▶ _Your instructions_:
Please print the entries exactly, omitting each image.

*** Records for the task ***

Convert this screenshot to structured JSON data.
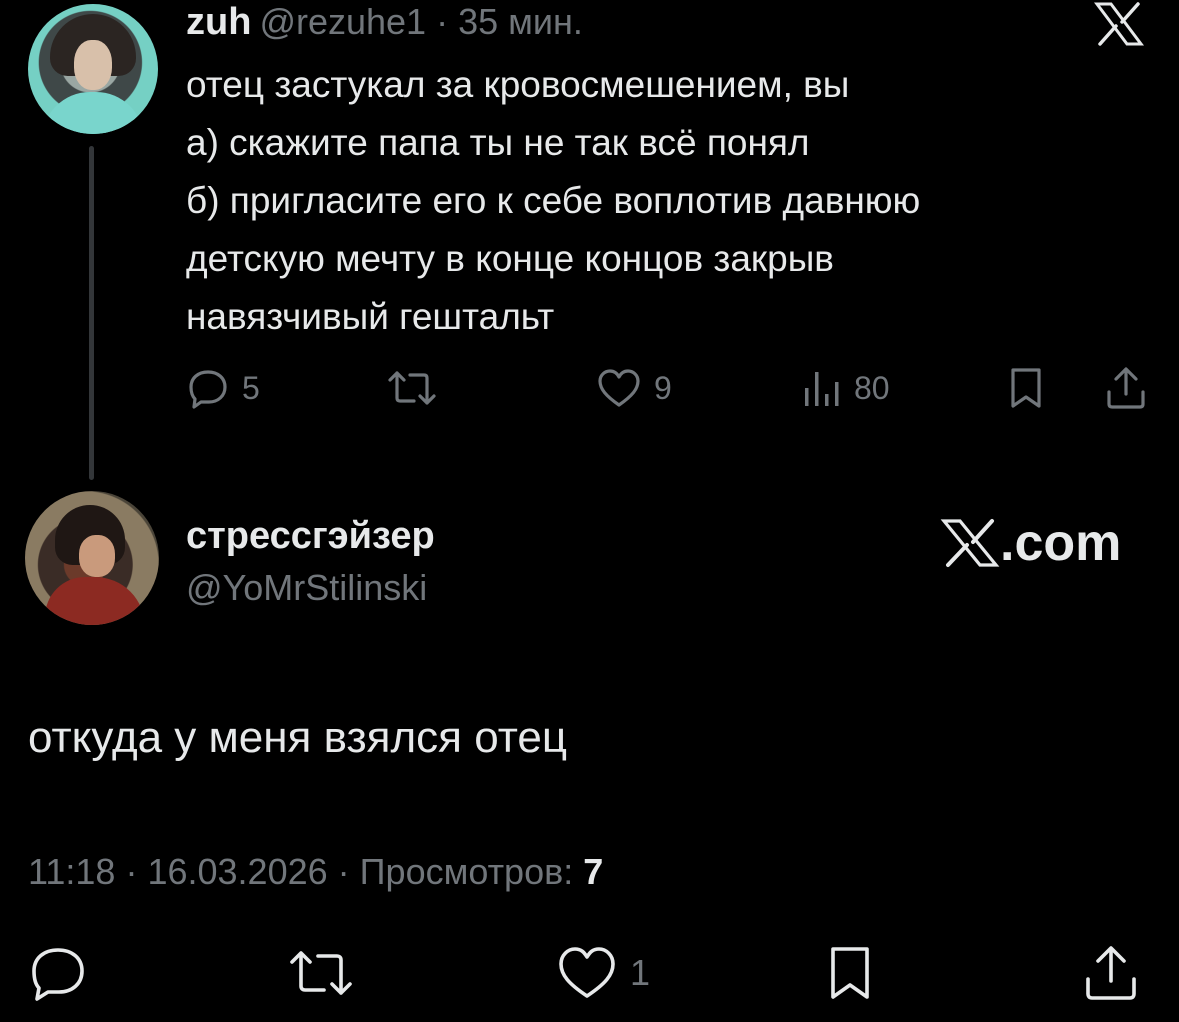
{
  "top_tweet": {
    "display_name": "zuh",
    "handle": "@rezuhe1",
    "separator": "·",
    "time": "35 мин.",
    "lines": [
      "отец застукал за кровосмешением, вы",
      "а) скажите папа ты не так всё понял",
      "б) пригласите его к себе воплотив давнюю",
      "детскую мечту в конце концов закрыв",
      "навязчивый гештальт"
    ],
    "actions": {
      "replies": "5",
      "retweets": "",
      "likes": "9",
      "views": "80"
    },
    "icons": [
      "x-logo-icon",
      "reply-icon",
      "retweet-icon",
      "heart-icon",
      "views-icon",
      "bookmark-icon",
      "share-icon"
    ]
  },
  "main_tweet": {
    "display_name": "стрессгэйзер",
    "handle": "@YoMrStilinski",
    "brand": ".com",
    "text": "откуда у меня взялся отец",
    "meta": {
      "time": "11:18",
      "date": "16.03.2026",
      "separator": "·",
      "views_label": "Просмотров:",
      "views_count": "7"
    },
    "actions": {
      "likes": "1"
    },
    "icons": [
      "reply-icon",
      "retweet-icon",
      "heart-icon",
      "bookmark-icon",
      "share-icon"
    ]
  },
  "colors": {
    "background": "#000000",
    "text": "#e7e9ea",
    "muted": "#71767b",
    "thread_line": "#333639"
  }
}
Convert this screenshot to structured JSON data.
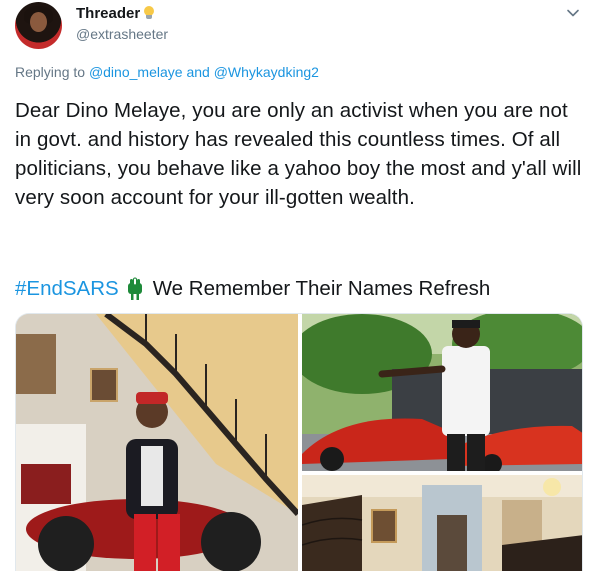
{
  "tweet": {
    "display_name": "Threader",
    "name_emoji": "bulb-icon",
    "handle": "@extrasheeter",
    "menu_icon": "chevron-down-icon",
    "reply_prefix": "Replying to",
    "reply_mention_1": "@dino_melaye",
    "reply_conjunction": "and",
    "reply_mention_2": "@Whykaydking2",
    "body": "Dear Dino Melaye, you are only an activist when you are not in govt. and history has revealed this countless times. Of all politicians, you behave like a yahoo boy the most and y'all will very soon account for your ill-gotten wealth.",
    "hashtag": "#EndSARS",
    "hashtag_emoji": "fist-icon",
    "tail_text": "We Remember Their Names Refresh"
  },
  "colors": {
    "text": "#14171a",
    "secondary": "#657786",
    "link": "#1b95e0",
    "fist_green": "#1e8a3a"
  }
}
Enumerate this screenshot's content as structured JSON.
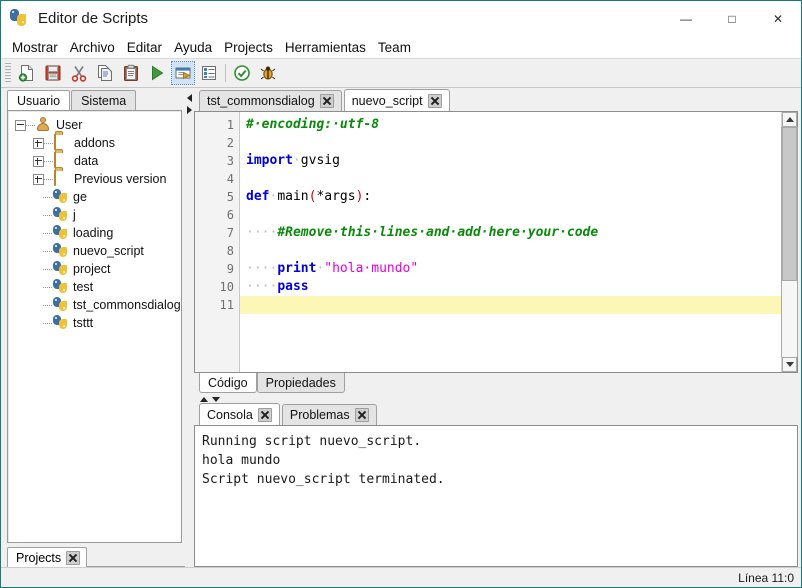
{
  "window": {
    "title": "Editor de Scripts",
    "icon": "python-icon",
    "controls": {
      "minimize": "—",
      "maximize": "□",
      "close": "✕"
    }
  },
  "menubar": {
    "items": [
      {
        "label": "Mostrar"
      },
      {
        "label": "Archivo"
      },
      {
        "label": "Editar"
      },
      {
        "label": "Ayuda"
      },
      {
        "label": "Projects"
      },
      {
        "label": "Herramientas"
      },
      {
        "label": "Team"
      }
    ]
  },
  "toolbar": {
    "buttons": [
      {
        "name": "new-script-icon",
        "selected": false
      },
      {
        "name": "save-icon",
        "selected": false
      },
      {
        "name": "cut-icon",
        "selected": false
      },
      {
        "name": "copy-icon",
        "selected": false
      },
      {
        "name": "paste-icon",
        "selected": false
      },
      {
        "name": "run-icon",
        "selected": false
      },
      {
        "name": "run-with-console-icon",
        "selected": true
      },
      {
        "name": "properties-icon",
        "selected": false
      },
      {
        "name": "check-syntax-icon",
        "selected": false
      },
      {
        "name": "debug-bug-icon",
        "selected": false
      }
    ]
  },
  "sidebar": {
    "tabs": [
      {
        "label": "Usuario",
        "active": true
      },
      {
        "label": "Sistema",
        "active": false
      }
    ],
    "tree": [
      {
        "label": "User",
        "icon": "user-icon",
        "depth": 0,
        "toggle": "minus"
      },
      {
        "label": "addons",
        "icon": "folder-icon",
        "depth": 1,
        "toggle": "plus"
      },
      {
        "label": "data",
        "icon": "folder-icon",
        "depth": 1,
        "toggle": "plus"
      },
      {
        "label": "Previous version",
        "icon": "folder-icon",
        "depth": 1,
        "toggle": "plus"
      },
      {
        "label": "ge",
        "icon": "python-file-icon",
        "depth": 1,
        "toggle": "none"
      },
      {
        "label": "j",
        "icon": "python-file-icon",
        "depth": 1,
        "toggle": "none"
      },
      {
        "label": "loading",
        "icon": "python-file-icon",
        "depth": 1,
        "toggle": "none"
      },
      {
        "label": "nuevo_script",
        "icon": "python-file-icon",
        "depth": 1,
        "toggle": "none"
      },
      {
        "label": "project",
        "icon": "python-file-icon",
        "depth": 1,
        "toggle": "none"
      },
      {
        "label": "test",
        "icon": "python-file-icon",
        "depth": 1,
        "toggle": "none"
      },
      {
        "label": "tst_commonsdialog",
        "icon": "python-file-icon",
        "depth": 1,
        "toggle": "none"
      },
      {
        "label": "tsttt",
        "icon": "python-file-icon",
        "depth": 1,
        "toggle": "none"
      }
    ],
    "bottom_tab": {
      "label": "Projects",
      "close": "✖"
    }
  },
  "editor": {
    "tabs": [
      {
        "label": "tst_commonsdialog",
        "active": false,
        "close": "✖"
      },
      {
        "label": "nuevo_script",
        "active": true,
        "close": "✖"
      }
    ],
    "line_numbers": [
      "1",
      "2",
      "3",
      "4",
      "5",
      "6",
      "7",
      "8",
      "9",
      "10",
      "11"
    ],
    "highlighted_line": 11,
    "lines": [
      {
        "n": 1,
        "tokens": [
          {
            "t": "# encoding: utf-8",
            "c": "cm"
          }
        ]
      },
      {
        "n": 2,
        "tokens": []
      },
      {
        "n": 3,
        "tokens": [
          {
            "t": "import",
            "c": "kw"
          },
          {
            "t": " ",
            "c": "ws"
          },
          {
            "t": "gvsig",
            "c": "id"
          }
        ]
      },
      {
        "n": 4,
        "tokens": []
      },
      {
        "n": 5,
        "tokens": [
          {
            "t": "def",
            "c": "kw"
          },
          {
            "t": " ",
            "c": "ws"
          },
          {
            "t": "main",
            "c": "id"
          },
          {
            "t": "(",
            "c": "pn"
          },
          {
            "t": "*args",
            "c": "id"
          },
          {
            "t": ")",
            "c": "pn"
          },
          {
            "t": ":",
            "c": "id"
          }
        ]
      },
      {
        "n": 6,
        "tokens": []
      },
      {
        "n": 7,
        "tokens": [
          {
            "t": "    ",
            "c": "ws"
          },
          {
            "t": "#Remove this lines and add here your code",
            "c": "cm"
          }
        ]
      },
      {
        "n": 8,
        "tokens": []
      },
      {
        "n": 9,
        "tokens": [
          {
            "t": "    ",
            "c": "ws"
          },
          {
            "t": "print",
            "c": "kw"
          },
          {
            "t": " ",
            "c": "ws"
          },
          {
            "t": "\"hola mundo\"",
            "c": "st"
          }
        ]
      },
      {
        "n": 10,
        "tokens": [
          {
            "t": "    ",
            "c": "ws"
          },
          {
            "t": "pass",
            "c": "kw"
          }
        ]
      },
      {
        "n": 11,
        "tokens": []
      }
    ],
    "bottom_tabs": [
      {
        "label": "Código",
        "active": true
      },
      {
        "label": "Propiedades",
        "active": false
      }
    ]
  },
  "console": {
    "tabs": [
      {
        "label": "Consola",
        "active": true,
        "close": "✖"
      },
      {
        "label": "Problemas",
        "active": false,
        "close": "✖"
      }
    ],
    "output": [
      "Running script nuevo_script.",
      "hola mundo",
      "Script nuevo_script terminated."
    ]
  },
  "statusbar": {
    "text": "Línea 11:0"
  },
  "colors": {
    "accent_border": "#1a7a78",
    "keyword": "#0000e0",
    "comment": "#0a8a0a",
    "string": "#e300e3",
    "paren": "#d40000",
    "highlight_line": "#fcf7b6"
  }
}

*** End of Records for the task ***

▶ _Output below_:
Convert this screenshot to structured JSON data.
{
  "top_tweet": {
    "display_name": "zuh",
    "handle": "@rezuhe1",
    "separator": "·",
    "time": "35 мин.",
    "lines": [
      "отец застукал за кровосмешением, вы",
      "а) скажите папа ты не так всё понял",
      "б) пригласите его к себе воплотив давнюю",
      "детскую мечту в конце концов закрыв",
      "навязчивый гештальт"
    ],
    "actions": {
      "replies": "5",
      "retweets": "",
      "likes": "9",
      "views": "80"
    },
    "icons": [
      "x-logo-icon",
      "reply-icon",
      "retweet-icon",
      "heart-icon",
      "views-icon",
      "bookmark-icon",
      "share-icon"
    ]
  },
  "main_tweet": {
    "display_name": "стрессгэйзер",
    "handle": "@YoMrStilinski",
    "brand": ".com",
    "text": "откуда у меня взялся отец",
    "meta": {
      "time": "11:18",
      "date": "16.03.2026",
      "separator": "·",
      "views_label": "Просмотров:",
      "views_count": "7"
    },
    "actions": {
      "likes": "1"
    },
    "icons": [
      "reply-icon",
      "retweet-icon",
      "heart-icon",
      "bookmark-icon",
      "share-icon"
    ]
  },
  "colors": {
    "background": "#000000",
    "text": "#e7e9ea",
    "muted": "#71767b",
    "thread_line": "#333639"
  }
}
Convert this screenshot to structured JSON data.
{
  "tweet": {
    "display_name": "Threader",
    "name_emoji": "bulb-icon",
    "handle": "@extrasheeter",
    "menu_icon": "chevron-down-icon",
    "reply_prefix": "Replying to",
    "reply_mention_1": "@dino_melaye",
    "reply_conjunction": "and",
    "reply_mention_2": "@Whykaydking2",
    "body": "Dear Dino Melaye, you are only an activist when you are not in govt. and history has revealed this countless times. Of all politicians, you behave like a yahoo boy the most and y'all will very soon account for your ill-gotten wealth.",
    "hashtag": "#EndSARS",
    "hashtag_emoji": "fist-icon",
    "tail_text": "We Remember Their Names Refresh"
  },
  "colors": {
    "text": "#14171a",
    "secondary": "#657786",
    "link": "#1b95e0",
    "fist_green": "#1e8a3a"
  }
}
Enumerate this screenshot's content as structured JSON.
{
  "window": {
    "title": "Editor de Scripts",
    "icon": "python-icon",
    "controls": {
      "minimize": "—",
      "maximize": "□",
      "close": "✕"
    }
  },
  "menubar": {
    "items": [
      {
        "label": "Mostrar"
      },
      {
        "label": "Archivo"
      },
      {
        "label": "Editar"
      },
      {
        "label": "Ayuda"
      },
      {
        "label": "Projects"
      },
      {
        "label": "Herramientas"
      },
      {
        "label": "Team"
      }
    ]
  },
  "toolbar": {
    "buttons": [
      {
        "name": "new-script-icon",
        "selected": false
      },
      {
        "name": "save-icon",
        "selected": false
      },
      {
        "name": "cut-icon",
        "selected": false
      },
      {
        "name": "copy-icon",
        "selected": false
      },
      {
        "name": "paste-icon",
        "selected": false
      },
      {
        "name": "run-icon",
        "selected": false
      },
      {
        "name": "run-with-console-icon",
        "selected": true
      },
      {
        "name": "properties-icon",
        "selected": false
      },
      {
        "name": "check-syntax-icon",
        "selected": false
      },
      {
        "name": "debug-bug-icon",
        "selected": false
      }
    ]
  },
  "sidebar": {
    "tabs": [
      {
        "label": "Usuario",
        "active": true
      },
      {
        "label": "Sistema",
        "active": false
      }
    ],
    "tree": [
      {
        "label": "User",
        "icon": "user-icon",
        "depth": 0,
        "toggle": "minus"
      },
      {
        "label": "addons",
        "icon": "folder-icon",
        "depth": 1,
        "toggle": "plus"
      },
      {
        "label": "data",
        "icon": "folder-icon",
        "depth": 1,
        "toggle": "plus"
      },
      {
        "label": "Previous version",
        "icon": "folder-icon",
        "depth": 1,
        "toggle": "plus"
      },
      {
        "label": "ge",
        "icon": "python-file-icon",
        "depth": 1,
        "toggle": "none"
      },
      {
        "label": "j",
        "icon": "python-file-icon",
        "depth": 1,
        "toggle": "none"
      },
      {
        "label": "loading",
        "icon": "python-file-icon",
        "depth": 1,
        "toggle": "none"
      },
      {
        "label": "nuevo_script",
        "icon": "python-file-icon",
        "depth": 1,
        "toggle": "none"
      },
      {
        "label": "project",
        "icon": "python-file-icon",
        "depth": 1,
        "toggle": "none"
      },
      {
        "label": "test",
        "icon": "python-file-icon",
        "depth": 1,
        "toggle": "none"
      },
      {
        "label": "tst_commonsdialog",
        "icon": "python-file-icon",
        "depth": 1,
        "toggle": "none"
      },
      {
        "label": "tsttt",
        "icon": "python-file-icon",
        "depth": 1,
        "toggle": "none"
      }
    ],
    "bottom_tab": {
      "label": "Projects",
      "close": "✖"
    }
  },
  "editor": {
    "tabs": [
      {
        "label": "tst_commonsdialog",
        "active": false,
        "close": "✖"
      },
      {
        "label": "nuevo_script",
        "active": true,
        "close": "✖"
      }
    ],
    "line_numbers": [
      "1",
      "2",
      "3",
      "4",
      "5",
      "6",
      "7",
      "8",
      "9",
      "10",
      "11"
    ],
    "highlighted_line": 11,
    "lines": [
      {
        "n": 1,
        "tokens": [
          {
            "t": "# encoding: utf-8",
            "c": "cm"
          }
        ]
      },
      {
        "n": 2,
        "tokens": []
      },
      {
        "n": 3,
        "tokens": [
          {
            "t": "import",
            "c": "kw"
          },
          {
            "t": " ",
            "c": "ws"
          },
          {
            "t": "gvsig",
            "c": "id"
          }
        ]
      },
      {
        "n": 4,
        "tokens": []
      },
      {
        "n": 5,
        "tokens": [
          {
            "t": "def",
            "c": "kw"
          },
          {
            "t": " ",
            "c": "ws"
          },
          {
            "t": "main",
            "c": "id"
          },
          {
            "t": "(",
            "c": "pn"
          },
          {
            "t": "*args",
            "c": "id"
          },
          {
            "t": ")",
            "c": "pn"
          },
          {
            "t": ":",
            "c": "id"
          }
        ]
      },
      {
        "n": 6,
        "tokens": []
      },
      {
        "n": 7,
        "tokens": [
          {
            "t": "    ",
            "c": "ws"
          },
          {
            "t": "#Remove this lines and add here your code",
            "c": "cm"
          }
        ]
      },
      {
        "n": 8,
        "tokens": []
      },
      {
        "n": 9,
        "tokens": [
          {
            "t": "    ",
            "c": "ws"
          },
          {
            "t": "print",
            "c": "kw"
          },
          {
            "t": " ",
            "c": "ws"
          },
          {
            "t": "\"hola mundo\"",
            "c": "st"
          }
        ]
      },
      {
        "n": 10,
        "tokens": [
          {
            "t": "    ",
            "c": "ws"
          },
          {
            "t": "pass",
            "c": "kw"
          }
        ]
      },
      {
        "n": 11,
        "tokens": []
      }
    ],
    "bottom_tabs": [
      {
        "label": "Código",
        "active": true
      },
      {
        "label": "Propiedades",
        "active": false
      }
    ]
  },
  "console": {
    "tabs": [
      {
        "label": "Consola",
        "active": true,
        "close": "✖"
      },
      {
        "label": "Problemas",
        "active": false,
        "close": "✖"
      }
    ],
    "output": [
      "Running script nuevo_script.",
      "hola mundo",
      "Script nuevo_script terminated."
    ]
  },
  "statusbar": {
    "text": "Línea 11:0"
  },
  "colors": {
    "accent_border": "#1a7a78",
    "keyword": "#0000e0",
    "comment": "#0a8a0a",
    "string": "#e300e3",
    "paren": "#d40000",
    "highlight_line": "#fcf7b6"
  }
}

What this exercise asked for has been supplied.